Peter begins to sink. At first glance this may seem like failure on Peter’s part. He’d taken his eyes off Jesus and down he went. But then we remember that we believe in one whose life was apparent failure: the crucified and rejected one. Success and failure in the Christian life are not measureable by the standards that we normally apply.
Peter had been prepared to leave behind his source of security – the boat. He walked away from that, towards the one in which all his hope resided. Yes, he lost confidence and went under. In that apparent failure he had a foretaste of what it means to die and to be resurrected. He drowns and is pulled up again in the power of the one who alone can save us. And here is the point – not that Peter failed, but that in getting out of the boat he was heading towards Jesus, and was therefore close enough to Jesus to be rescued by him. Can we as individuals and as a Church embrace the possibility that we need to get out of the boat?

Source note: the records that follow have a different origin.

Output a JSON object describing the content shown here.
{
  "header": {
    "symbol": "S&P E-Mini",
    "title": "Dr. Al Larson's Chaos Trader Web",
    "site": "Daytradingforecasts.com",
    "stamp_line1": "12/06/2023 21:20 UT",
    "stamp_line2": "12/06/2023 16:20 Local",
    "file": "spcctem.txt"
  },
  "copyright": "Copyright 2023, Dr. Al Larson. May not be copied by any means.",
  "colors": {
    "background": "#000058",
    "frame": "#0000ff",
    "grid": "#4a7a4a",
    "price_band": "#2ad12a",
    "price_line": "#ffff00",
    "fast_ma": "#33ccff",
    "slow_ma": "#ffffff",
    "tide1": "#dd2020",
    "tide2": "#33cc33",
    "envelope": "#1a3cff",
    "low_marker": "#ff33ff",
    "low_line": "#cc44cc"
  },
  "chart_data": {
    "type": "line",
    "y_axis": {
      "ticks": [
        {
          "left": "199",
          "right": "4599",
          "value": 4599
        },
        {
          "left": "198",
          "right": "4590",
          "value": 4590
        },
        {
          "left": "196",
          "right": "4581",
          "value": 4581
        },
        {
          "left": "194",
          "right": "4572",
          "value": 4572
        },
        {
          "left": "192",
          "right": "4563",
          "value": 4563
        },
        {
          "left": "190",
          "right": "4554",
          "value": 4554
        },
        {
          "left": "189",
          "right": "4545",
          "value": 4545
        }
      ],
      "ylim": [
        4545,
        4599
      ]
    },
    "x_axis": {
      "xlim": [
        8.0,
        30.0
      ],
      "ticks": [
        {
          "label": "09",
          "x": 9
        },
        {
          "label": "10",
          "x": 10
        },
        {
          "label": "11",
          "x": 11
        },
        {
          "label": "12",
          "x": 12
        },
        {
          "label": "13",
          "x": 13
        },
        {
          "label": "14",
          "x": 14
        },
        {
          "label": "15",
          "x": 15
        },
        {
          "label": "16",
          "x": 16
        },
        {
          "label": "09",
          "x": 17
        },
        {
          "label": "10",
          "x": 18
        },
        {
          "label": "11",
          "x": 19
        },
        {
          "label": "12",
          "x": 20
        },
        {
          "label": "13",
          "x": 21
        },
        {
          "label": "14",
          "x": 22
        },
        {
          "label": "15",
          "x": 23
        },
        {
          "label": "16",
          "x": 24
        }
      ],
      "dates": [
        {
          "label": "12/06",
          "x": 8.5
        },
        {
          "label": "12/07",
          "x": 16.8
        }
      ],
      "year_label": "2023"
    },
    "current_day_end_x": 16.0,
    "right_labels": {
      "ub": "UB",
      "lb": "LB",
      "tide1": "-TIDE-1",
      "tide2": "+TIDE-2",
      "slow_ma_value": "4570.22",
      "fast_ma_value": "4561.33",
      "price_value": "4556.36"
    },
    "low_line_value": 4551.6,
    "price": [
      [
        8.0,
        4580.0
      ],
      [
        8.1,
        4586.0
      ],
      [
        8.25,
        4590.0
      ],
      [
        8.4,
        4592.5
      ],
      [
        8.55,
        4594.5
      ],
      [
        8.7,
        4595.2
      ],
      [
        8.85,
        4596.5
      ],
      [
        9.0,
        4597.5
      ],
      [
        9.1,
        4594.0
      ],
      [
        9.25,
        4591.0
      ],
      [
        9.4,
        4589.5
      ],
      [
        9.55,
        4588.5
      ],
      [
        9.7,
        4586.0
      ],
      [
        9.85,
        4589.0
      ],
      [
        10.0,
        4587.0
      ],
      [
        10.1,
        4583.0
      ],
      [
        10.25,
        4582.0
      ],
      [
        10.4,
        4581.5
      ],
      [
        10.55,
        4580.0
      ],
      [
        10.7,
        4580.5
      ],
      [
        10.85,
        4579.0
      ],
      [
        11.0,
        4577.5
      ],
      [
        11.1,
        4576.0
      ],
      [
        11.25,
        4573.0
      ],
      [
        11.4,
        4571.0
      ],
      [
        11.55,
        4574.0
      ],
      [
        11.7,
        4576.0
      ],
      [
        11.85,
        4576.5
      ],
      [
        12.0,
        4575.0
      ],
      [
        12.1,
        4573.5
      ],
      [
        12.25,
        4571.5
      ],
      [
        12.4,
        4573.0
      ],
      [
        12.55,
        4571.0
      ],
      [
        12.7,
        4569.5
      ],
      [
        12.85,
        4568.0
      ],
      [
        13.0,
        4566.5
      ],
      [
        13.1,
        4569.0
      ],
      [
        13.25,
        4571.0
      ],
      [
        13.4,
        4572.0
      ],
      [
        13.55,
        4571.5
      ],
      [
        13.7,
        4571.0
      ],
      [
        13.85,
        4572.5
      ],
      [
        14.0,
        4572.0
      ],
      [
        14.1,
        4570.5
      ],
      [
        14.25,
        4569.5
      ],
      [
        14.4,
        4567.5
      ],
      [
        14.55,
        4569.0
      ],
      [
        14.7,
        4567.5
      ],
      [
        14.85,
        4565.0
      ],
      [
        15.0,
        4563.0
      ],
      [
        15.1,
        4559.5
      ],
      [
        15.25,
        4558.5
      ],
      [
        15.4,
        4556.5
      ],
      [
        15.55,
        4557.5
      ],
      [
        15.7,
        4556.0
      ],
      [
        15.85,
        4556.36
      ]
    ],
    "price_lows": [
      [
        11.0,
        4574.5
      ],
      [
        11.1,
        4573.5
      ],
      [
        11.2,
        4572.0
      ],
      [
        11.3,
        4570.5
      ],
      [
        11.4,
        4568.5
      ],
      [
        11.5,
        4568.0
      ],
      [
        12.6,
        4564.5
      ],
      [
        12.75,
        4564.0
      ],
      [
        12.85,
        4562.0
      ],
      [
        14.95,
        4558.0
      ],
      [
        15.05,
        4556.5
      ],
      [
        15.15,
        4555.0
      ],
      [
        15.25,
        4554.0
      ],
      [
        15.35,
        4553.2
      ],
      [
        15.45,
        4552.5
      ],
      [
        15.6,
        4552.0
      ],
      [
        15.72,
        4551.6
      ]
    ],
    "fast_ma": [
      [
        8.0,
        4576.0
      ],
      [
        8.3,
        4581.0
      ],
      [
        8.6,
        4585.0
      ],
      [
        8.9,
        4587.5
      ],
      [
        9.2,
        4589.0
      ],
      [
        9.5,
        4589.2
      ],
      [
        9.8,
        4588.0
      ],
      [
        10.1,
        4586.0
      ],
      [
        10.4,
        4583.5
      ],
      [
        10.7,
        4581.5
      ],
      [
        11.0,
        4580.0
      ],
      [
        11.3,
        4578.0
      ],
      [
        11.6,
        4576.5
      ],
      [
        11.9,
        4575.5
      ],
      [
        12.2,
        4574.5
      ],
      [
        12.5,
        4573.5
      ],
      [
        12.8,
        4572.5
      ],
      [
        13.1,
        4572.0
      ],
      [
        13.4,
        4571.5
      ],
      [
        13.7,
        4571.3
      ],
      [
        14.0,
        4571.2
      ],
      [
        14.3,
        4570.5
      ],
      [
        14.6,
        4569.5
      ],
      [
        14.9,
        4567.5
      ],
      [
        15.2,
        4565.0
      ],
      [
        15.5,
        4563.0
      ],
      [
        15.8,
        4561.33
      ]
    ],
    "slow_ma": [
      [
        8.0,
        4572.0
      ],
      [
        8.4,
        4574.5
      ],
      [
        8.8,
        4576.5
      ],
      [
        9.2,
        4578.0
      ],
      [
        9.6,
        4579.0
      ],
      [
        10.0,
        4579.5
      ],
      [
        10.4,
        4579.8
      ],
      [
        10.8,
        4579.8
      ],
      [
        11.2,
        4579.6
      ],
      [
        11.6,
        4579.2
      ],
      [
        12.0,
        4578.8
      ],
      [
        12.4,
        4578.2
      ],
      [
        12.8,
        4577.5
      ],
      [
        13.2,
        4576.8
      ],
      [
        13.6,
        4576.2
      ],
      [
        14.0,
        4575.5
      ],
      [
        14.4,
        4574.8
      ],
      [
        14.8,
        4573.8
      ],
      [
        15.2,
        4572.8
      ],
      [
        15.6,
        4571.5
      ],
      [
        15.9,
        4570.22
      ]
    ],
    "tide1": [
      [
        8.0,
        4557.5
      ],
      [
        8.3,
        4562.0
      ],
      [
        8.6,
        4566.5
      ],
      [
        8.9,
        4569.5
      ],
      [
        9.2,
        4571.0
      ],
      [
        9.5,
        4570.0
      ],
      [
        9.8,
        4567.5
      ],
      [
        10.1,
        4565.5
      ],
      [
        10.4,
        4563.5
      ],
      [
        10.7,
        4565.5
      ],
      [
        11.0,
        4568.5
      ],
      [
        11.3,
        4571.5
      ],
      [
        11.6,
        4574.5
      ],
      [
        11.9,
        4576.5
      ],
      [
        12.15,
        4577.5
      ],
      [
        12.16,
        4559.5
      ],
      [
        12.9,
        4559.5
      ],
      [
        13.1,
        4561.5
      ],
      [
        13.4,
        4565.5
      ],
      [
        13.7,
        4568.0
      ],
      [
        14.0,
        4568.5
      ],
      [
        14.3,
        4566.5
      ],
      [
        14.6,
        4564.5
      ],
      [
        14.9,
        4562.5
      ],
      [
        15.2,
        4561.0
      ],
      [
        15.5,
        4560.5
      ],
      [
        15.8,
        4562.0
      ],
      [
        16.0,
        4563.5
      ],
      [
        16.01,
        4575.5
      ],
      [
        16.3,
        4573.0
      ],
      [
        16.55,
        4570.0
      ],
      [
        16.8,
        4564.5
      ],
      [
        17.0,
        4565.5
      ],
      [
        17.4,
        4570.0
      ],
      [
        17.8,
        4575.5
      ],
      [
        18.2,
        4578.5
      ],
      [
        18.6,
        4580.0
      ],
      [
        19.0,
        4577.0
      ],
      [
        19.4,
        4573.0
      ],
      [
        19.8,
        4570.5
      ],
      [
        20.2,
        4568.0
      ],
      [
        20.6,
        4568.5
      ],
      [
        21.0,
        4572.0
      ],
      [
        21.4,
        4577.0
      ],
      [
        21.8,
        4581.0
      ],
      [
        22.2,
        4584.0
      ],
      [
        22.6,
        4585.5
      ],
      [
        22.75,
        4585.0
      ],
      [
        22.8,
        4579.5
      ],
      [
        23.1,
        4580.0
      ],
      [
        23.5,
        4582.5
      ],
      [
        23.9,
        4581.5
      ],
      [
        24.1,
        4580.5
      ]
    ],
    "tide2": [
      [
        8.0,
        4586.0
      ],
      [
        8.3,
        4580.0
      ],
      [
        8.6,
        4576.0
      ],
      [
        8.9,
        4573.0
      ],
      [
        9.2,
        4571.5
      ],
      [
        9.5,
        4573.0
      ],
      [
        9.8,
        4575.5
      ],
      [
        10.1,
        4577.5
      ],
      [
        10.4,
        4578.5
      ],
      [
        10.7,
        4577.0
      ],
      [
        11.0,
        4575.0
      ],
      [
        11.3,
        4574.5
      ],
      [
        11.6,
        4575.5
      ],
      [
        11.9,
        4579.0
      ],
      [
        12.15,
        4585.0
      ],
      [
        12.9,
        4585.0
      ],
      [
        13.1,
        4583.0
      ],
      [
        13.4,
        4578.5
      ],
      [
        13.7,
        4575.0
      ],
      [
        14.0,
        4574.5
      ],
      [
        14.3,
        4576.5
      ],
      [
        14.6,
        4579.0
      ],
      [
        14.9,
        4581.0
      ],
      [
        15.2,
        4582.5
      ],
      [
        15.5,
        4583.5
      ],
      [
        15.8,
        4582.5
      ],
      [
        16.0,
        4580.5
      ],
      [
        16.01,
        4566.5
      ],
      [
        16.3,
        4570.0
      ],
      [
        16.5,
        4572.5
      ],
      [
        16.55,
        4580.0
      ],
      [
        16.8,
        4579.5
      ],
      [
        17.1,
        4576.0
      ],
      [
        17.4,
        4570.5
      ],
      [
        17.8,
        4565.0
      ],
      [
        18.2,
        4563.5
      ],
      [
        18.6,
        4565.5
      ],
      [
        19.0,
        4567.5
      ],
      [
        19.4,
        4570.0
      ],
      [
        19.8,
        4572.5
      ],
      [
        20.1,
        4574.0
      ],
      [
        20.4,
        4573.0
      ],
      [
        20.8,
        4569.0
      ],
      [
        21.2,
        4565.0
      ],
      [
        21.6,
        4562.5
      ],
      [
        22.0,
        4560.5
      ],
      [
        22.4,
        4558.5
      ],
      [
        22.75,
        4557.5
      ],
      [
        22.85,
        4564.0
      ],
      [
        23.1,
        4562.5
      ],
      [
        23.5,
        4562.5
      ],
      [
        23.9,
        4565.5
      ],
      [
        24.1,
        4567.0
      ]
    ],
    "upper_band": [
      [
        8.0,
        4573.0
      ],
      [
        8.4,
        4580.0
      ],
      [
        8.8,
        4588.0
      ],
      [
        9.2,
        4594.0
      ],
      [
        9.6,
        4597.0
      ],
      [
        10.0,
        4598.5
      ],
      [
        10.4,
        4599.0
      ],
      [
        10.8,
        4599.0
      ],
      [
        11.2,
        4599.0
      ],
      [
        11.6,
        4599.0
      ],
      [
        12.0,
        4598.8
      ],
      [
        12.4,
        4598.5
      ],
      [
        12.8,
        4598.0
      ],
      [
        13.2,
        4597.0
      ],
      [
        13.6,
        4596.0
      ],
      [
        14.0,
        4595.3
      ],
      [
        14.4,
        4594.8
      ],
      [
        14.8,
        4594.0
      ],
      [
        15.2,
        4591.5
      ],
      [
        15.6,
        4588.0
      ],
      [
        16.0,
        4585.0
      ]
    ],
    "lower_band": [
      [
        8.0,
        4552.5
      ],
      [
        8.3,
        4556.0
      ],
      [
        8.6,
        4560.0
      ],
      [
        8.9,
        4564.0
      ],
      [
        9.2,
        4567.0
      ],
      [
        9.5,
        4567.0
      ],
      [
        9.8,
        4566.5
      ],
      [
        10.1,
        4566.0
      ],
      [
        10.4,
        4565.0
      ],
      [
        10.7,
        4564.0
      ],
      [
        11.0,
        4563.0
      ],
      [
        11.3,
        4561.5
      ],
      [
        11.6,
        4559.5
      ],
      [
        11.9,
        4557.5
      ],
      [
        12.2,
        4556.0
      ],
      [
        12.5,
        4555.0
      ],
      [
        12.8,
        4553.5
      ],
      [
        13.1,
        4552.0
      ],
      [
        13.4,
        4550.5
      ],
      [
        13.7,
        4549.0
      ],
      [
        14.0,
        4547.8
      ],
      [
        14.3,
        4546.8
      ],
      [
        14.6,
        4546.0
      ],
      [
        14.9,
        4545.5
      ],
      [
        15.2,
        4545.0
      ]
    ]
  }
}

“The terrible thing, the almost impossible thing is to hand over your whole self - all your wishes and precautions - to Christ. But it is far easier than what we are all trying to do instead. For what we are trying to do is to remain what we call 'ourselves,' to keep personal happiness as our great aim in life, and yet at the same time to be 'good'. We are all trying to let our mind and heart go their own way - centred on money or pleasure or ambition - and hoping, in spite of this, to behave honestly and chastely and humbly. And that is exactly what Christ warned us you could not do. As He said, a thistle cannot produce figs. If I am a field that contains nothing but grass-seed, I cannot produce wheat... If I want to produce wheat, the change must go deeper than the surface. I must be ploughed up and re-sown.” C.S. Lewis (Mere Christianity)
National Centre for Evangelisation
1 July 2018